──────── Available records
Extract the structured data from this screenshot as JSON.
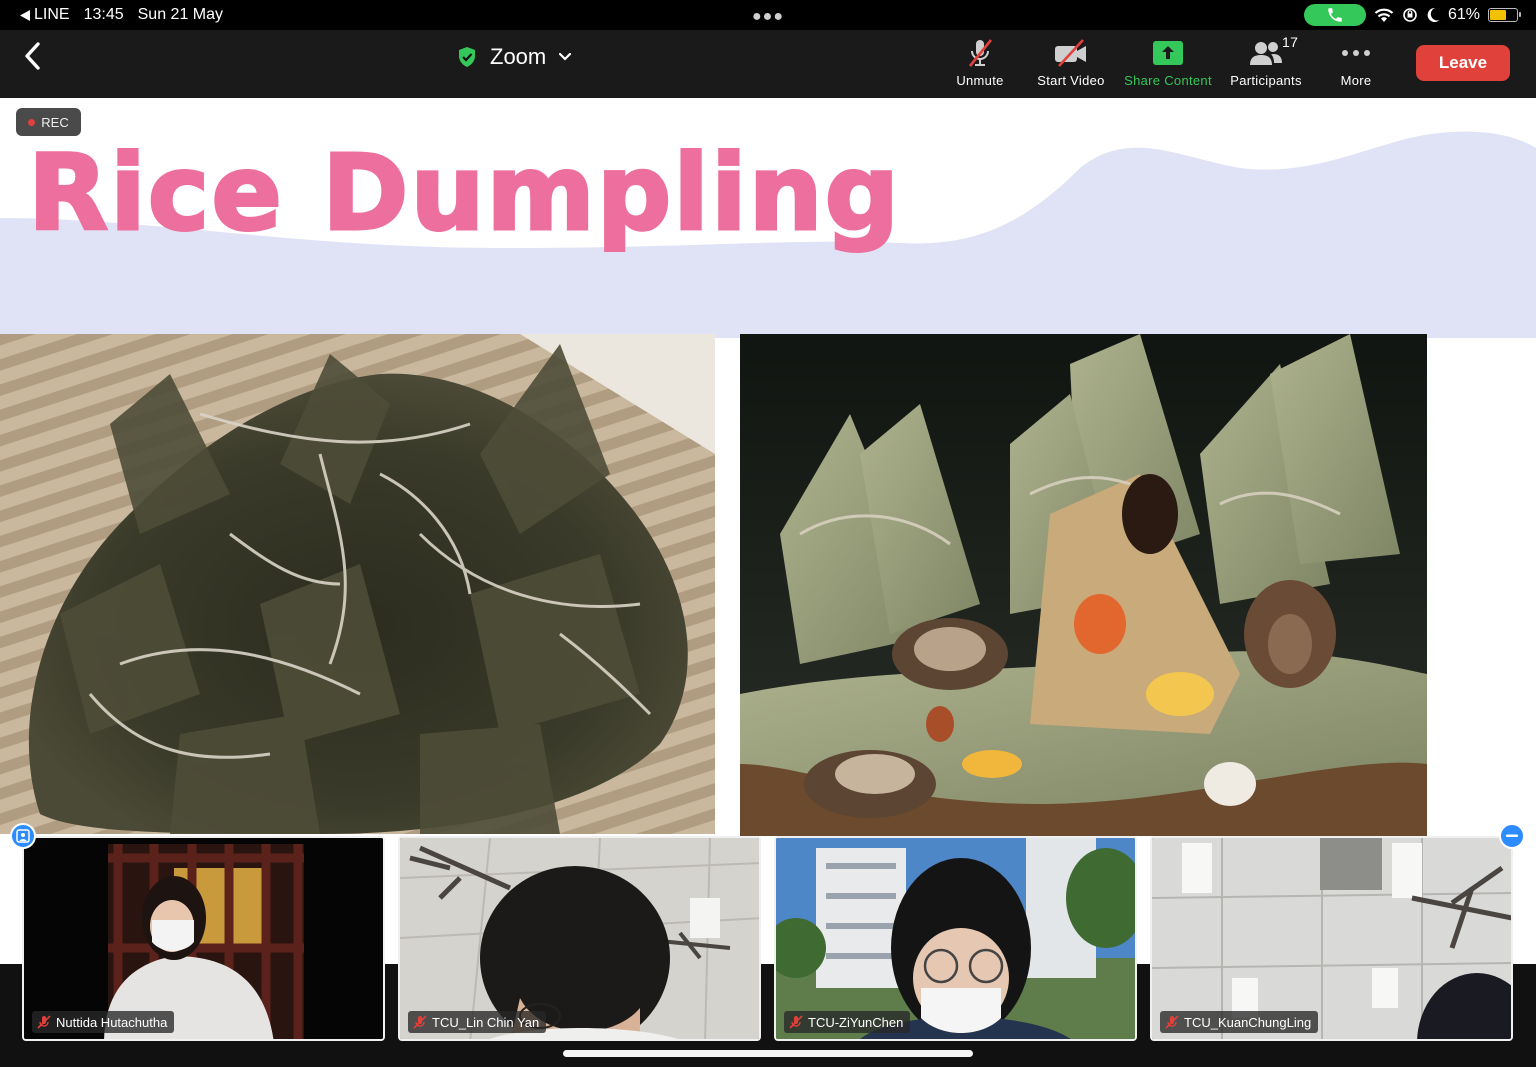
{
  "status_bar": {
    "back_app": "LINE",
    "time": "13:45",
    "date": "Sun 21 May",
    "battery": "61%",
    "battery_level": 0.61,
    "call_indicator_color": "#34c759"
  },
  "toolbar": {
    "title": "Zoom",
    "unmute_label": "Unmute",
    "start_video_label": "Start Video",
    "share_content_label": "Share Content",
    "participants_label": "Participants",
    "participants_count": "17",
    "more_label": "More",
    "leave_label": "Leave",
    "accent_green": "#34c759",
    "leave_color": "#e0413a"
  },
  "slide": {
    "rec_label": "REC",
    "title": "Rice Dumpling",
    "title_color": "#ed6f9d",
    "wave_color": "#dfe3f5",
    "photos": [
      "dumplings-bunch-photo",
      "dumpling-cut-open-photo"
    ]
  },
  "participants": [
    {
      "name": "Nuttida Hutachutha",
      "muted": true
    },
    {
      "name": "TCU_Lin Chin Yan",
      "muted": true
    },
    {
      "name": "TCU-ZiYunChen",
      "muted": true
    },
    {
      "name": "TCU_KuanChungLing",
      "muted": true
    }
  ]
}
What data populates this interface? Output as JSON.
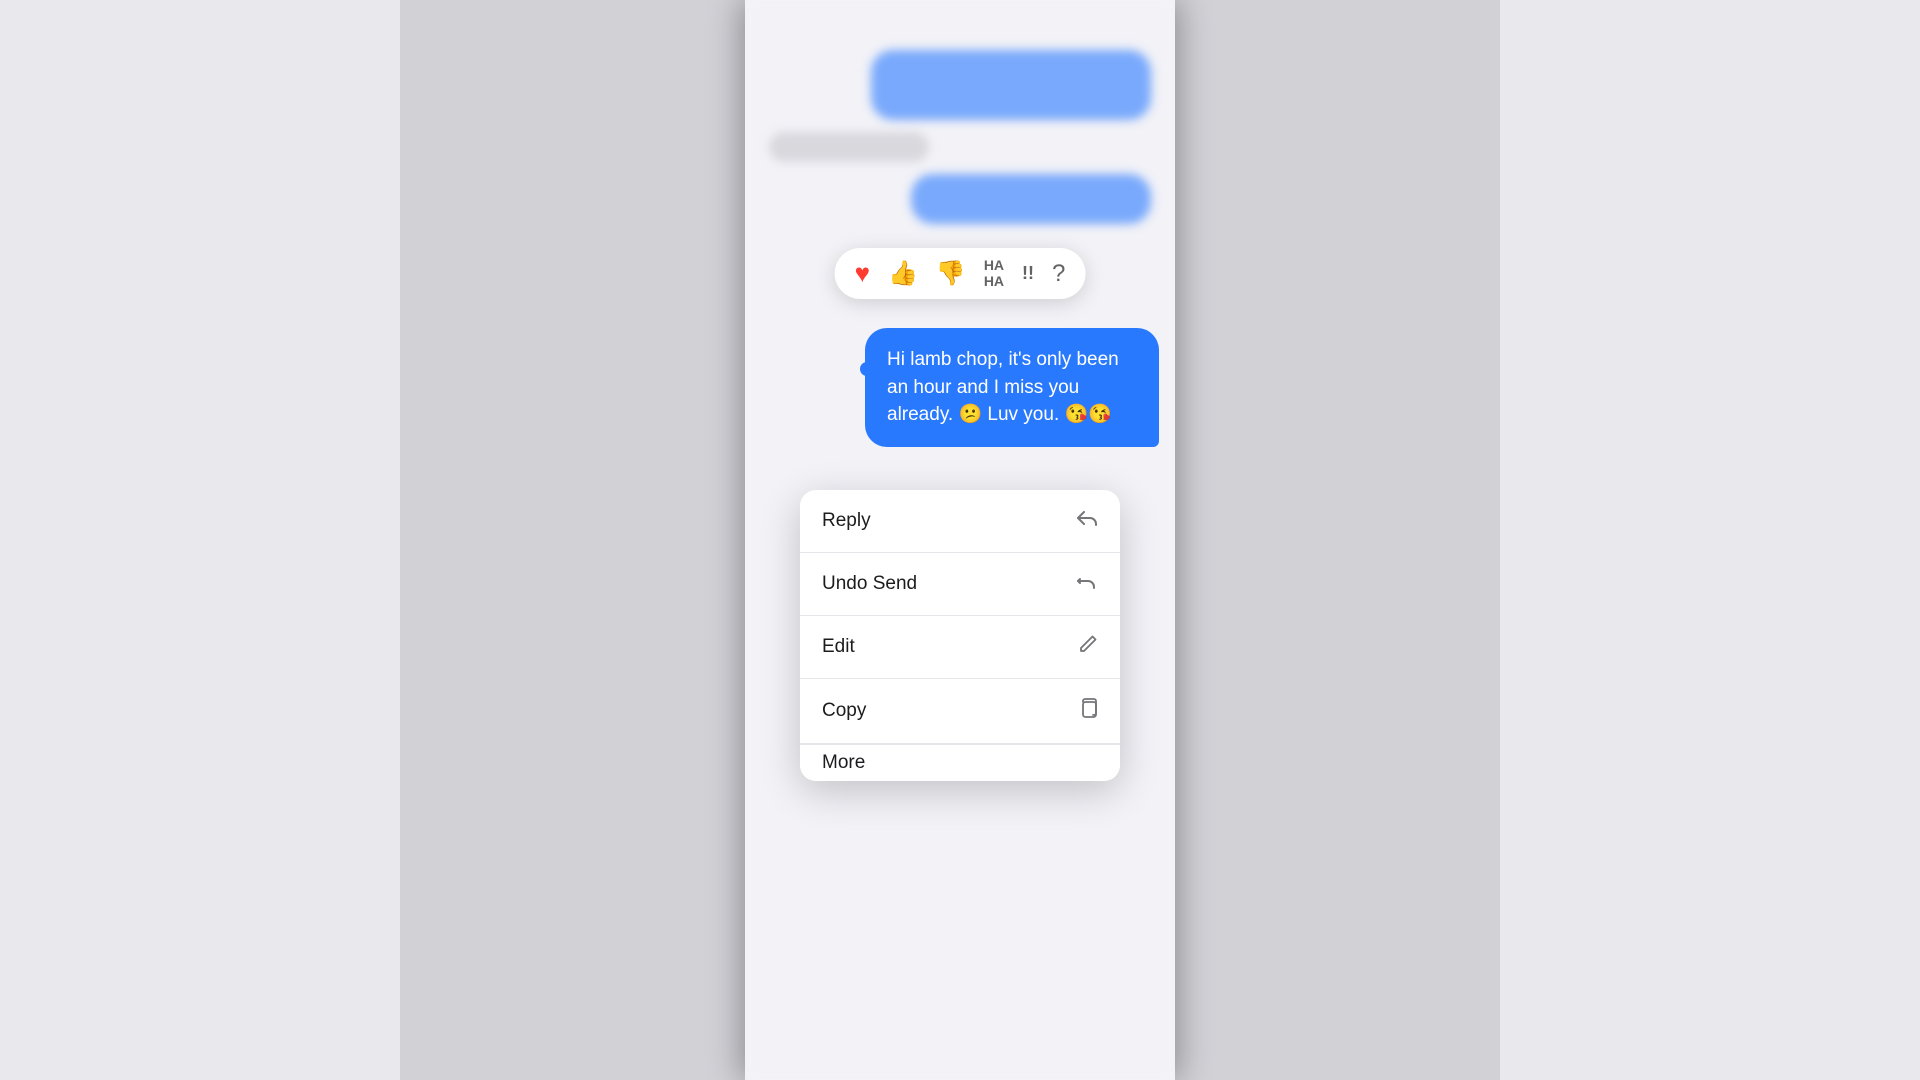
{
  "scene": {
    "bg_color": "#d1d1d6"
  },
  "phone": {
    "background": "#f2f2f7"
  },
  "message": {
    "text": "Hi lamb chop, it's only been an hour and I miss you already. 😕 Luv you. 😘😘",
    "bubble_color": "#2979FF",
    "text_color": "#ffffff"
  },
  "reaction_bar": {
    "items": [
      {
        "id": "heart",
        "label": "❤️",
        "type": "heart"
      },
      {
        "id": "thumbup",
        "label": "👍",
        "type": "thumb-up"
      },
      {
        "id": "thumbdown",
        "label": "👎",
        "type": "thumb-down"
      },
      {
        "id": "haha",
        "label": "HAHA",
        "type": "haha"
      },
      {
        "id": "exclaim",
        "label": "!!",
        "type": "exclaim"
      },
      {
        "id": "question",
        "label": "?",
        "type": "question"
      }
    ]
  },
  "context_menu": {
    "items": [
      {
        "id": "reply",
        "label": "Reply",
        "icon": "↩"
      },
      {
        "id": "undo-send",
        "label": "Undo Send",
        "icon": "↩"
      },
      {
        "id": "edit",
        "label": "Edit",
        "icon": "✏"
      },
      {
        "id": "copy",
        "label": "Copy",
        "icon": "⎘"
      }
    ],
    "partial_item": {
      "label": "More",
      "icon": "•••"
    }
  }
}
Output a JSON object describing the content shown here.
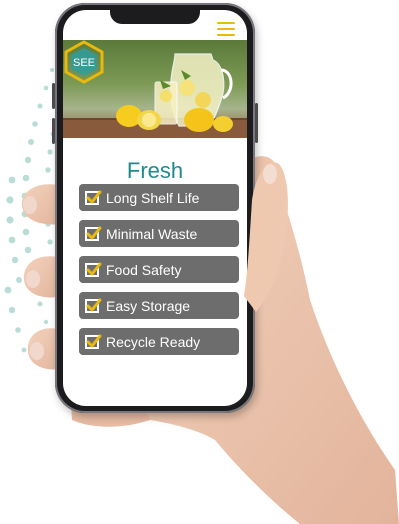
{
  "header": {
    "menu_icon": "hamburger-menu-icon"
  },
  "hero": {
    "logo_text": "SEE",
    "image": "lemonade-jar-and-lemons"
  },
  "title": "Fresh",
  "features": [
    {
      "label": "Long Shelf Life",
      "icon": "checkbox-checked-icon"
    },
    {
      "label": "Minimal Waste",
      "icon": "checkbox-checked-icon"
    },
    {
      "label": "Food Safety",
      "icon": "checkbox-checked-icon"
    },
    {
      "label": "Easy Storage",
      "icon": "checkbox-checked-icon"
    },
    {
      "label": "Recycle Ready",
      "icon": "checkbox-checked-icon"
    }
  ],
  "colors": {
    "accent": "#e9b90e",
    "title": "#1f8a8e",
    "feature_bg": "#6d6d6d"
  }
}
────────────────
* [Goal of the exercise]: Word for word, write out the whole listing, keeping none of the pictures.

* [Answer space]:
Extract the structured data from this screenshot as JSON.
{
  "status_bar": {
    "back_app": "LINE",
    "time": "13:45",
    "date": "Sun 21 May",
    "battery": "61%",
    "battery_level": 0.61,
    "call_indicator_color": "#34c759"
  },
  "toolbar": {
    "title": "Zoom",
    "unmute_label": "Unmute",
    "start_video_label": "Start Video",
    "share_content_label": "Share Content",
    "participants_label": "Participants",
    "participants_count": "17",
    "more_label": "More",
    "leave_label": "Leave",
    "accent_green": "#34c759",
    "leave_color": "#e0413a"
  },
  "slide": {
    "rec_label": "REC",
    "title": "Rice Dumpling",
    "title_color": "#ed6f9d",
    "wave_color": "#dfe3f5",
    "photos": [
      "dumplings-bunch-photo",
      "dumpling-cut-open-photo"
    ]
  },
  "participants": [
    {
      "name": "Nuttida Hutachutha",
      "muted": true
    },
    {
      "name": "TCU_Lin Chin Yan",
      "muted": true
    },
    {
      "name": "TCU-ZiYunChen",
      "muted": true
    },
    {
      "name": "TCU_KuanChungLing",
      "muted": true
    }
  ]
}
What data populates this interface? Output as JSON.
{
  "scene": {
    "bg_color": "#d1d1d6"
  },
  "phone": {
    "background": "#f2f2f7"
  },
  "message": {
    "text": "Hi lamb chop, it's only been an hour and I miss you already. 😕 Luv you. 😘😘",
    "bubble_color": "#2979FF",
    "text_color": "#ffffff"
  },
  "reaction_bar": {
    "items": [
      {
        "id": "heart",
        "label": "❤️",
        "type": "heart"
      },
      {
        "id": "thumbup",
        "label": "👍",
        "type": "thumb-up"
      },
      {
        "id": "thumbdown",
        "label": "👎",
        "type": "thumb-down"
      },
      {
        "id": "haha",
        "label": "HAHA",
        "type": "haha"
      },
      {
        "id": "exclaim",
        "label": "!!",
        "type": "exclaim"
      },
      {
        "id": "question",
        "label": "?",
        "type": "question"
      }
    ]
  },
  "context_menu": {
    "items": [
      {
        "id": "reply",
        "label": "Reply",
        "icon": "↩"
      },
      {
        "id": "undo-send",
        "label": "Undo Send",
        "icon": "↩"
      },
      {
        "id": "edit",
        "label": "Edit",
        "icon": "✏"
      },
      {
        "id": "copy",
        "label": "Copy",
        "icon": "⎘"
      }
    ],
    "partial_item": {
      "label": "More",
      "icon": "•••"
    }
  }
}
Output a JSON object describing the content shown here.
{
  "header": {
    "menu_icon": "hamburger-menu-icon"
  },
  "hero": {
    "logo_text": "SEE",
    "image": "lemonade-jar-and-lemons"
  },
  "title": "Fresh",
  "features": [
    {
      "label": "Long Shelf Life",
      "icon": "checkbox-checked-icon"
    },
    {
      "label": "Minimal Waste",
      "icon": "checkbox-checked-icon"
    },
    {
      "label": "Food Safety",
      "icon": "checkbox-checked-icon"
    },
    {
      "label": "Easy Storage",
      "icon": "checkbox-checked-icon"
    },
    {
      "label": "Recycle Ready",
      "icon": "checkbox-checked-icon"
    }
  ],
  "colors": {
    "accent": "#e9b90e",
    "title": "#1f8a8e",
    "feature_bg": "#6d6d6d"
  }
}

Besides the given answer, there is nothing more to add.